(Provided data begins)

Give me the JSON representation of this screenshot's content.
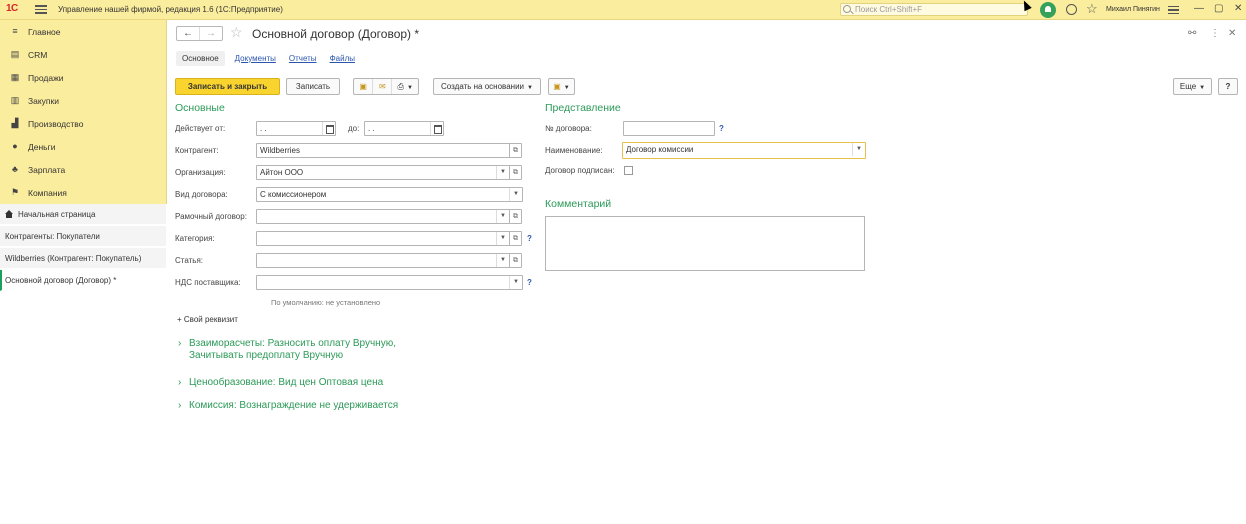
{
  "app": {
    "logo": "1С",
    "title": "Управление нашей фирмой, редакция 1.6  (1С:Предприятие)",
    "search_placeholder": "Поиск Ctrl+Shift+F",
    "user": "Михаил Пинягин"
  },
  "sidebar": {
    "items": [
      {
        "label": "Главное",
        "icon": "menu-icon"
      },
      {
        "label": "CRM",
        "icon": "crm-icon"
      },
      {
        "label": "Продажи",
        "icon": "sales-icon"
      },
      {
        "label": "Закупки",
        "icon": "purchases-icon"
      },
      {
        "label": "Производство",
        "icon": "production-icon"
      },
      {
        "label": "Деньги",
        "icon": "money-icon"
      },
      {
        "label": "Зарплата",
        "icon": "salary-icon"
      },
      {
        "label": "Компания",
        "icon": "company-icon"
      }
    ],
    "open_windows": [
      {
        "label": "Начальная страница",
        "icon": "home-icon"
      },
      {
        "label": "Контрагенты: Покупатели"
      },
      {
        "label": "Wildberries (Контрагент: Покупатель)"
      },
      {
        "label": "Основной договор (Договор) *",
        "active": true
      }
    ]
  },
  "form": {
    "title": "Основной договор (Договор) *",
    "tabs": [
      "Основное",
      "Документы",
      "Отчеты",
      "Файлы"
    ],
    "toolbar": {
      "save_close": "Записать и закрыть",
      "save": "Записать",
      "create_based_on": "Создать на основании",
      "more": "Еще",
      "help": "?"
    },
    "basic": {
      "section_title": "Основные",
      "valid_from_label": "Действует от:",
      "valid_from_value": " .  .",
      "valid_to_label": "до:",
      "valid_to_value": " .  .",
      "counterparty_label": "Контрагент:",
      "counterparty_value": "Wildberries",
      "organization_label": "Организация:",
      "organization_value": "Айтон ООО",
      "contract_type_label": "Вид договора:",
      "contract_type_value": "С комиссионером",
      "frame_contract_label": "Рамочный договор:",
      "frame_contract_value": "",
      "category_label": "Категория:",
      "category_value": "",
      "article_label": "Статья:",
      "article_value": "",
      "vat_label": "НДС поставщика:",
      "vat_value": "",
      "vat_hint": "По умолчанию: не установлено",
      "own_attribute": "+ Свой реквизит"
    },
    "presentation": {
      "section_title": "Представление",
      "number_label": "№ договора:",
      "number_value": "",
      "name_label": "Наименование:",
      "name_value": "Договор комиссии",
      "signed_label": "Договор подписан:",
      "signed": false
    },
    "comment": {
      "section_title": "Комментарий",
      "value": ""
    },
    "expanders": [
      {
        "line1": "Взаиморасчеты: Разносить оплату Вручную,",
        "line2": "Зачитывать предоплату Вручную"
      },
      {
        "line1": "Ценообразование: Вид цен Оптовая цена",
        "line2": ""
      },
      {
        "line1": "Комиссия: Вознаграждение не удерживается",
        "line2": ""
      }
    ]
  },
  "colors": {
    "accent_yellow": "#fbed9e",
    "primary_button": "#f9d42f",
    "section_green": "#2c9a58",
    "link_blue": "#2a56b0"
  }
}
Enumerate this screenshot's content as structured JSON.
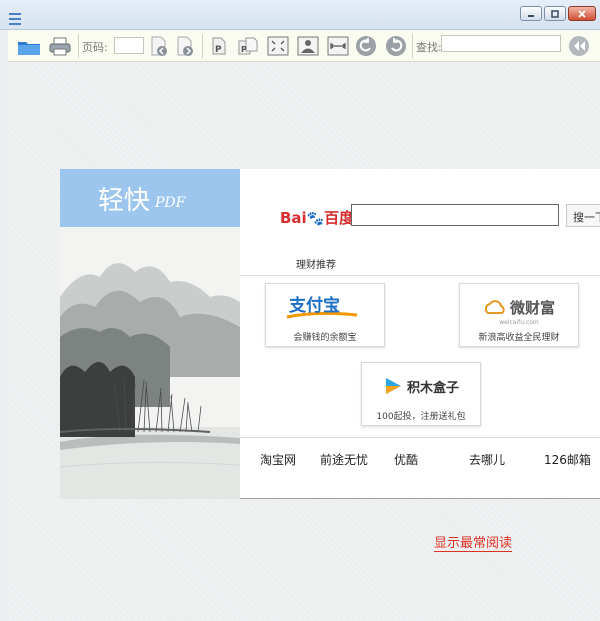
{
  "toolbar": {
    "page_label": "页码:",
    "page_value": "",
    "find_label": "查找:",
    "find_value": ""
  },
  "brand": {
    "name": "轻快",
    "suffix": "PDF"
  },
  "baidu": {
    "logo_text_a": "Bai",
    "logo_text_b": "百度",
    "search_value": "",
    "search_button": "搜一下"
  },
  "finance": {
    "section_label": "理财推荐",
    "cards": [
      {
        "logo": "支付宝",
        "desc": "会赚钱的余额宝"
      },
      {
        "logo": "微财富",
        "sub": "weicaifu.com",
        "desc": "新浪高收益全民理财"
      },
      {
        "logo": "积木盒子",
        "desc": "100起投，注册送礼包"
      }
    ]
  },
  "links": [
    "淘宝网",
    "前途无忧",
    "优酷",
    "去哪儿",
    "126邮箱"
  ],
  "read_mode_link": "显示最常阅读",
  "colors": {
    "brand_blue": "#9dc6ee",
    "alipay_blue": "#1a6fc4",
    "alipay_orange": "#f39800",
    "link_red": "#e03020"
  }
}
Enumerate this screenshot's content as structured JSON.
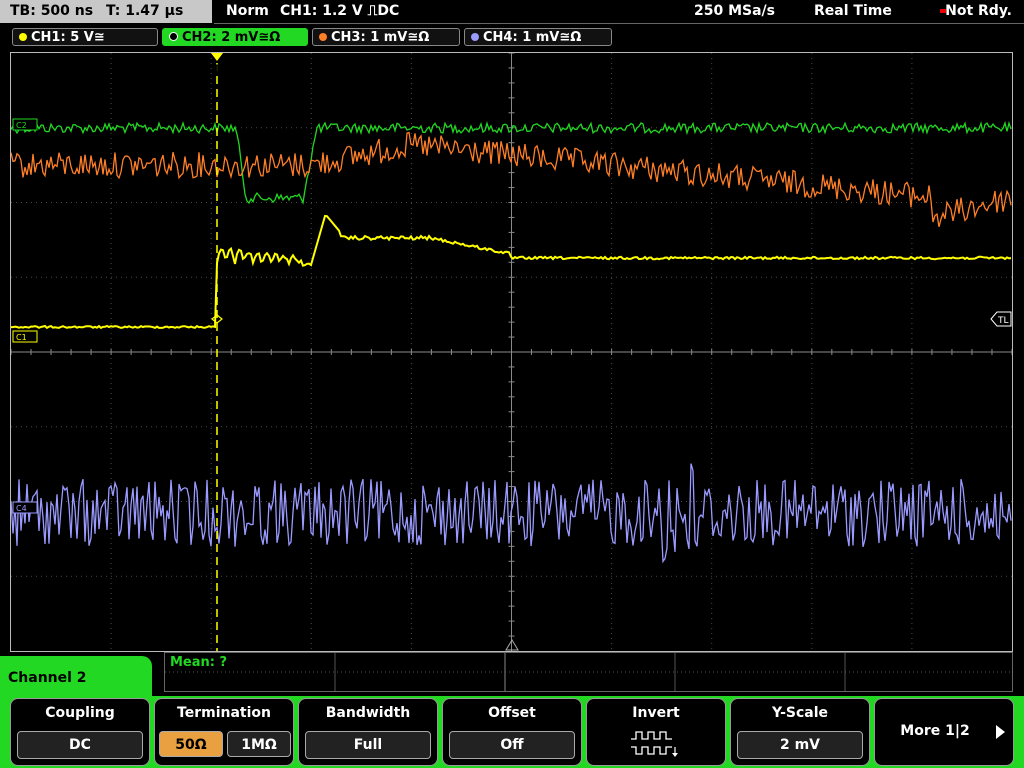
{
  "topbar": {
    "timebase": "TB: 500 ns",
    "trigger_time": "T: 1.47 µs",
    "trigger_mode": "Norm",
    "trigger_info": "CH1: 1.2 V ⎍DC",
    "sample_rate": "250 MSa/s",
    "acq_mode": "Real Time",
    "status": "Not Rdy."
  },
  "channels": [
    {
      "label": "CH1: 5 V≅",
      "color": "#ffff00"
    },
    {
      "label": "CH2: 2 mV≅Ω",
      "color": "#22d822"
    },
    {
      "label": "CH3: 1 mV≅Ω",
      "color": "#ff7f27"
    },
    {
      "label": "CH4: 1 mV≅Ω",
      "color": "#9a9aff"
    }
  ],
  "screen": {
    "ch1_marker": "C1",
    "ch2_marker": "C2",
    "ch4_marker": "C4",
    "trigger_level_marker": "TL",
    "trigger_pos_marker": "T"
  },
  "measurement": {
    "label": "Mean: ?"
  },
  "menu": {
    "title": "Channel 2",
    "coupling": {
      "title": "Coupling",
      "value": "DC"
    },
    "termination": {
      "title": "Termination",
      "opt_50": "50Ω",
      "opt_1m": "1MΩ",
      "selected": "50Ω"
    },
    "bandwidth": {
      "title": "Bandwidth",
      "value": "Full"
    },
    "offset": {
      "title": "Offset",
      "value": "Off"
    },
    "invert": {
      "title": "Invert",
      "icon": "invert-waveform-icon"
    },
    "yscale": {
      "title": "Y-Scale",
      "value": "2 mV"
    },
    "more": {
      "label": "More 1|2"
    }
  },
  "colors": {
    "accent_green": "#22d822",
    "termination_selected": "#e8a040"
  }
}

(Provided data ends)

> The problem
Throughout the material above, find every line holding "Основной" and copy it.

> Response box
        "label": "Основной договор (Договор) *",
    "title": "Основной договор (Договор) *",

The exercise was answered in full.